In the development of a fully-fledged knowledge based bio-economy from marine resources BAMMBO aimed to accelerate the transformation of the marine sector through implementation of a clear and realistic strategy for overcoming the current bottlenecks and barriers encountered in the culturing and biotechnological exploitation of marine biomass resources for production of high value added products for the pharmaceutical, cosmoceutical and industrial sectors. Upon consideration of the information reported within this report it is clear that the strategy employed demonstrates BAMMBO was effective at progressing the major activity blocks connecting strategic objectives with strategic impact through knowledge acquisition (Figure 25).

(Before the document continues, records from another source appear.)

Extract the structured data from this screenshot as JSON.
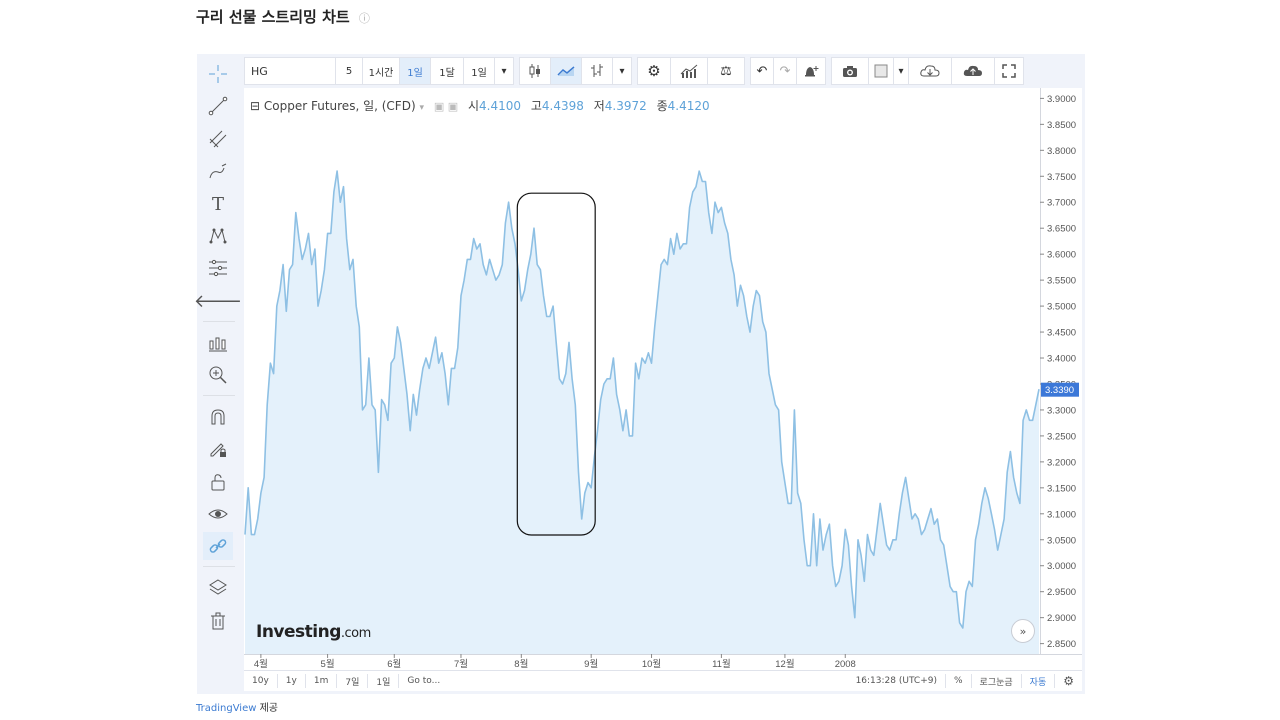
{
  "page": {
    "title": "구리 선물 스트리밍 차트",
    "info_icon": "ⓘ"
  },
  "toolbar": {
    "symbol": "HG",
    "interval_5": "5",
    "interval_1h": "1시간",
    "interval_1d": "1일",
    "interval_1m": "1달",
    "interval_sel": "1일",
    "dropdown_caret": "▾",
    "icons": [
      "candles-icon",
      "area-chart-icon",
      "bars-icon",
      "gear-icon",
      "indicators-icon",
      "compare-icon",
      "undo-icon",
      "redo-icon",
      "alert-icon",
      "camera-icon",
      "color-square-icon",
      "cloud-download-icon",
      "cloud-upload-icon",
      "fullscreen-icon"
    ]
  },
  "legend": {
    "collapse": "⊟",
    "title": "Copper Futures, 일, (CFD)",
    "caret": "▾",
    "o_label": "시",
    "o_value": "4.4100",
    "h_label": "고",
    "h_value": "4.4398",
    "l_label": "저",
    "l_value": "4.3972",
    "c_label": "종",
    "c_value": "4.4120"
  },
  "logo": {
    "main": "Investing",
    "suffix": ".com"
  },
  "scroll_button": "»",
  "bottombar": {
    "ranges": [
      "10y",
      "1y",
      "1m",
      "7일",
      "1일",
      "Go to..."
    ],
    "time": "16:13:28 (UTC+9)",
    "percent": "%",
    "log": "로그눈금",
    "auto": "자동"
  },
  "credit": {
    "link": "TradingView",
    "suffix": " 제공"
  },
  "colors": {
    "line": "#8ec0e4",
    "fill": "#e4f1fb",
    "price_tag": "#3c78d8",
    "accent": "#3c7bd1"
  },
  "chart_data": {
    "type": "area",
    "title": "",
    "xlabel": "",
    "ylabel": "",
    "current_price": "3.3390",
    "ylim": [
      2.83,
      3.92
    ],
    "y_ticks": [
      "3.9000",
      "3.8500",
      "3.8000",
      "3.7500",
      "3.7000",
      "3.6500",
      "3.6000",
      "3.5500",
      "3.5000",
      "3.4500",
      "3.4000",
      "3.3500",
      "3.3000",
      "3.2500",
      "3.2000",
      "3.1500",
      "3.1000",
      "3.0500",
      "3.0000",
      "2.9500",
      "2.9000",
      "2.8500"
    ],
    "x_ticks": [
      {
        "label": "4월",
        "i": 5
      },
      {
        "label": "5월",
        "i": 26
      },
      {
        "label": "6월",
        "i": 47
      },
      {
        "label": "7월",
        "i": 68
      },
      {
        "label": "8월",
        "i": 87
      },
      {
        "label": "9월",
        "i": 109
      },
      {
        "label": "10월",
        "i": 128
      },
      {
        "label": "11월",
        "i": 150
      },
      {
        "label": "12월",
        "i": 170
      },
      {
        "label": "2008",
        "i": 189
      }
    ],
    "values": [
      3.06,
      3.15,
      3.06,
      3.06,
      3.09,
      3.14,
      3.17,
      3.31,
      3.39,
      3.37,
      3.5,
      3.53,
      3.58,
      3.49,
      3.57,
      3.58,
      3.68,
      3.63,
      3.59,
      3.61,
      3.64,
      3.58,
      3.61,
      3.5,
      3.53,
      3.57,
      3.64,
      3.64,
      3.72,
      3.76,
      3.7,
      3.73,
      3.63,
      3.57,
      3.59,
      3.5,
      3.46,
      3.3,
      3.31,
      3.4,
      3.31,
      3.3,
      3.18,
      3.32,
      3.31,
      3.28,
      3.39,
      3.4,
      3.46,
      3.43,
      3.38,
      3.33,
      3.26,
      3.33,
      3.29,
      3.34,
      3.38,
      3.4,
      3.38,
      3.41,
      3.44,
      3.39,
      3.41,
      3.37,
      3.31,
      3.38,
      3.38,
      3.42,
      3.52,
      3.55,
      3.59,
      3.59,
      3.63,
      3.61,
      3.62,
      3.58,
      3.56,
      3.59,
      3.57,
      3.55,
      3.56,
      3.58,
      3.66,
      3.7,
      3.65,
      3.62,
      3.57,
      3.51,
      3.53,
      3.57,
      3.6,
      3.65,
      3.58,
      3.57,
      3.52,
      3.48,
      3.48,
      3.5,
      3.43,
      3.36,
      3.35,
      3.37,
      3.43,
      3.36,
      3.31,
      3.18,
      3.09,
      3.14,
      3.16,
      3.15,
      3.21,
      3.26,
      3.32,
      3.35,
      3.36,
      3.36,
      3.4,
      3.33,
      3.3,
      3.26,
      3.3,
      3.25,
      3.25,
      3.39,
      3.36,
      3.4,
      3.39,
      3.41,
      3.39,
      3.46,
      3.52,
      3.58,
      3.59,
      3.58,
      3.63,
      3.6,
      3.64,
      3.61,
      3.62,
      3.62,
      3.69,
      3.72,
      3.73,
      3.76,
      3.74,
      3.74,
      3.68,
      3.64,
      3.7,
      3.68,
      3.69,
      3.66,
      3.64,
      3.59,
      3.56,
      3.5,
      3.54,
      3.52,
      3.48,
      3.45,
      3.5,
      3.53,
      3.52,
      3.47,
      3.45,
      3.37,
      3.34,
      3.31,
      3.3,
      3.2,
      3.16,
      3.12,
      3.12,
      3.3,
      3.14,
      3.12,
      3.05,
      3.0,
      3.0,
      3.1,
      3.0,
      3.09,
      3.03,
      3.06,
      3.08,
      3.0,
      2.96,
      2.97,
      3.0,
      3.07,
      3.04,
      2.96,
      2.9,
      3.05,
      3.02,
      2.97,
      3.06,
      3.03,
      3.02,
      3.07,
      3.12,
      3.08,
      3.04,
      3.03,
      3.05,
      3.05,
      3.1,
      3.14,
      3.17,
      3.13,
      3.09,
      3.1,
      3.09,
      3.06,
      3.07,
      3.09,
      3.11,
      3.08,
      3.09,
      3.05,
      3.04,
      3.0,
      2.96,
      2.95,
      2.95,
      2.89,
      2.88,
      2.95,
      2.97,
      2.96,
      3.05,
      3.08,
      3.12,
      3.15,
      3.13,
      3.1,
      3.07,
      3.03,
      3.06,
      3.09,
      3.18,
      3.22,
      3.17,
      3.14,
      3.12,
      3.28,
      3.3,
      3.28,
      3.28,
      3.31,
      3.34
    ],
    "highlight_box": {
      "from_i": 87,
      "to_i": 109
    }
  }
}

Main Disseminating Activities
Outcomes of BAMMBO research activities to target groups was achieved by way of several dissemination routes. These included a wide range of International Scientific Publications, Posters, Book chapters, Conference Presentations, Invited Speaker Presentations, Radio Interviews, Newspaper Articles and Web Podcasts/News Updates, a Television Report (via Hi-Tech Euro News - Magazine Articles, Website Updates, Public Deliverable availability/distribution, Public Information Events hosted by Consortium, Workshops and Special Sittings of the BAMMBO Consortium, SME updates, Participation in EC surveys and Reports (STAGES Survey) following requests from their representatives.
The main dissemination metrics were:
105 BAMMBO deliverables of which 24 were Public.
37 Scientific Publications
41 National/International Presentations as Invited Speakers and Conference Posters;
5 Conferences/Seminars organised
4 Workshops organised.
950 Multilingual (7 languages) BAMMBO brochures circulated
9 Press releases
2 Popular Press or Magazine Articles
2 Bioreactor exhibition days

Exploitation of Results
In accordance with the BAMMBO exploitation plan all BAMMBO IP material were possible was gathered and collated throughout the project course. At specific time points BAMMBO IP information was collated and assessed (Months 15, 18, 33 and 36). Where necessary and following discussions with either the Consortium Members, Technology Transfer Officer(s), SME partners, BAMMBO Advisors and External/Internal Partner Organization Stakeholders the IP was positioned for one of several follow up processes namely:
o Retention of the Foreground IP by a Partner Organization as Know-How or Trade Secret
o Filing of an Invention Disclosure Form with the Organizations TTO and/or Coordinator
o Development of a Patent Application
o Development of a Technology Package Offering and Potential Licensing
o Spin out of research outcomes into a new Start-up company
o Use of developed Foreground IP in future follow on projects including Horizon 2020.
o Publish where4 possible non-protected outcomes
As IPR related matters follow a due process the IP situation of BAMMBO will continue to be monitored and updated as agreed in the BAMMBO Grant Agreement. The main IP related metrics were:
23 IP items documented comprising categories of New Discoveries/Compounds, Patents, Novel Inventions, Know-How, New and or Modified Production Processes
8 Invention Disclosure Forms filed and registered with the Coordinator
4 Patent Application Intentions
8 Technology Package Offerings

List of Websites:

Contact Details and Website
For an extensive listing of all the BAMMBO Participants and their full contact information please go to the BAMMBO project website at
The BAMMBO Coordination Office is Located in the Limerick Institute of Technology, Limerick, Ireland
o Tel: +353 61 208 208 Ext: 526
o Email: Coordinator: or Coordinating Office:
Postal Address: Limerick Institute of Technology, Moylish Park, Limerick, Ireland.